Israeli Prime Minister Benjamin Netanyahu spoke of his military’s “unprecedented” achievements, saying troops in Gaza have wounded and killed more than 20,000 “terrorists” in four months
Israeli Prime Minister Benjamin Netanyahu has tonight rejected a ceasefire and vowed to keep fighting until there is a “decisive victory.”
Netanyahu, known to many as Bibi, bragged about his military’s “unprecedented” achievements, saying troops in Gaza have wounded and killed more than 20,000 “terrorists” in four months.
His remarks came amid mounting international concern about the increasingly desperate humanitarian situation in the besieged enclave.

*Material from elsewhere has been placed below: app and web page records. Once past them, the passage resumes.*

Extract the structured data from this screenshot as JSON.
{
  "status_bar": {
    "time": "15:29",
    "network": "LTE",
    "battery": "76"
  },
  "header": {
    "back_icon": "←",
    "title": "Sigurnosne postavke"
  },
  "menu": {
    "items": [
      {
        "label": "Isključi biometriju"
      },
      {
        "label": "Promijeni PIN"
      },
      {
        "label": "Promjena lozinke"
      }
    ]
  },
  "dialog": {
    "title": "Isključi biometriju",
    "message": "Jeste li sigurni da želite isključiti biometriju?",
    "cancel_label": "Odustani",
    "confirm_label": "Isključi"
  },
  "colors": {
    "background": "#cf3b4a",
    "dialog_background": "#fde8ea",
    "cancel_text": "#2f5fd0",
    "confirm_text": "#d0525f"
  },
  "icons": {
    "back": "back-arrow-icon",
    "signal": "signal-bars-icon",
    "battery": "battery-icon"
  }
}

More than 11,000 children have been killed by Israeli airstrikes and ground operations in Gaza, with thousands more missing, presumed buried under rubble. Children are now eating grass to stave off hunger.

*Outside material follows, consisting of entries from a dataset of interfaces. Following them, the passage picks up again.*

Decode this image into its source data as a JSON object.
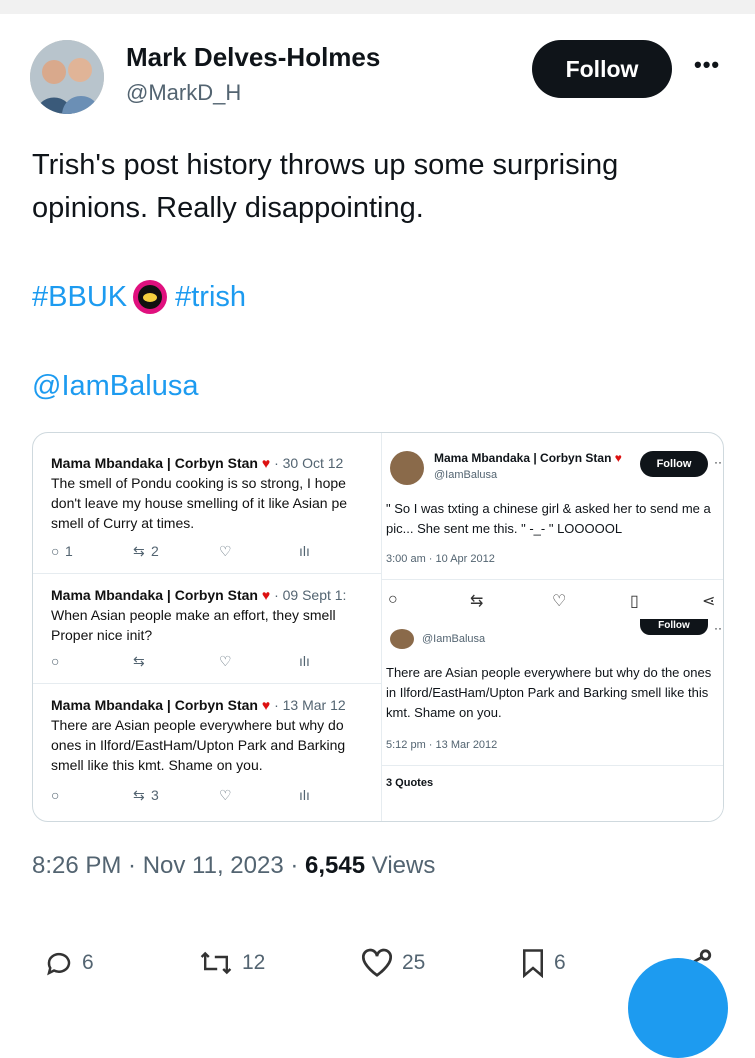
{
  "header": {
    "display_name": "Mark Delves-Holmes",
    "handle": "@MarkD_H",
    "follow_label": "Follow",
    "more_label": "•••"
  },
  "tweet": {
    "text": "Trish's post history throws up some surprising opinions. Really disappointing.",
    "hashtag1": "#BBUK",
    "hashtag2": "#trish",
    "mention": "@IamBalusa"
  },
  "embedded_left": {
    "tweets": [
      {
        "author": "Mama Mbandaka | Corbyn Stan",
        "date": "· 30 Oct 12",
        "lines": [
          "The smell of Pondu cooking is so strong, I hope",
          "don't leave my house smelling of it like Asian pe",
          "smell of Curry at times."
        ],
        "reply": "1",
        "retweet": "2",
        "like": "",
        "views": ""
      },
      {
        "author": "Mama Mbandaka | Corbyn Stan",
        "date": "· 09 Sept 1:",
        "lines": [
          "When Asian people make an effort, they smell",
          "Proper nice init?"
        ],
        "reply": "",
        "retweet": "",
        "like": "",
        "views": ""
      },
      {
        "author": "Mama Mbandaka | Corbyn Stan",
        "date": "· 13 Mar 12",
        "lines": [
          "There are Asian people everywhere but why do",
          "ones in Ilford/EastHam/Upton Park and Barking",
          "smell like this kmt. Shame on you."
        ],
        "reply": "",
        "retweet": "3",
        "like": "",
        "views": ""
      }
    ]
  },
  "embedded_right": {
    "author": "Mama Mbandaka | Corbyn Stan",
    "handle": "@IamBalusa",
    "follow_label": "Follow",
    "more_label": "···",
    "text": "\" So I was txting a chinese girl & asked her to send me a pic... She sent me this. \" -_- \" LOOOOOL",
    "meta": "3:00 am · 10 Apr 2012",
    "inner": {
      "handle": "@IamBalusa",
      "follow_label": "Follow",
      "more_label": "···",
      "text": "There are Asian people everywhere but why do the ones in Ilford/EastHam/Upton Park and Barking smell like this kmt. Shame on you.",
      "meta": "5:12 pm · 13 Mar 2012",
      "quotes": "3 Quotes"
    }
  },
  "footer": {
    "time": "8:26 PM · Nov 11, 2023 · ",
    "views_count": "6,545",
    "views_label": " Views"
  },
  "actions": {
    "replies": "6",
    "retweets": "12",
    "likes": "25",
    "bookmarks": "6"
  },
  "colors": {
    "link": "#1d9bf0",
    "follow_bg": "#0f1419",
    "muted": "#536471"
  }
}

Israel remains deeply shaken by the October 7 attack in which Hamas militants rampaged across southern Israel, killing some 1,200 people, mostly civilians, and abducting some 250, around half of whom remain in captivity in Gaza.
“We are on the way to an absolute victory”, Netanyahu said tonight, adding that the operation would last months, not years. He said there was “no other solution” and they will soon “achieve all objectives of the war.” It comes after Hamas proposed a four-and-a-half month ceasefire during which all hostages would go free, Israel would withdraw its troops from the Gaza Strip and an agreement would be reached on an end to the war.
One journalist asked at the press conference: “What is Israel’s answer to Hamas – have we said no to them?” To which Netanyahu responded: “From what I’ve seen, even you would have said no.” He said he has “grappled with a number of prominent peace agreements” and that he believes there will be a deal, but not without “beating Hamas” and that their demands were “delusional.”
Israel is currently facing accusations of breaching the Genocide Convention at the International Court of Justice, in response to a case filed by South Africa. The United Nations’ top court ordered Israel to do all it can to prevent death, destruction and any acts of genocide in Gaza. New mothers are struggling to get baby formula and diapers, which can only be bought at vastly inflated prices if they can be found at all. Some have resorted to feeding solid food to babies younger than six months old despite the health risks it poses.
Lack of fresh produce, the proliferation of unregulated food stalls and cold weather have contributed to the spread of illness, including respiratory infections, skin rashes and diarrhoea. The United Nations children’s agency UNICEF said this week that most of the newly displaced have only 1-2 litres of water a day to drink, cook and wash. It said chronic diarrhoea among children was ticking up.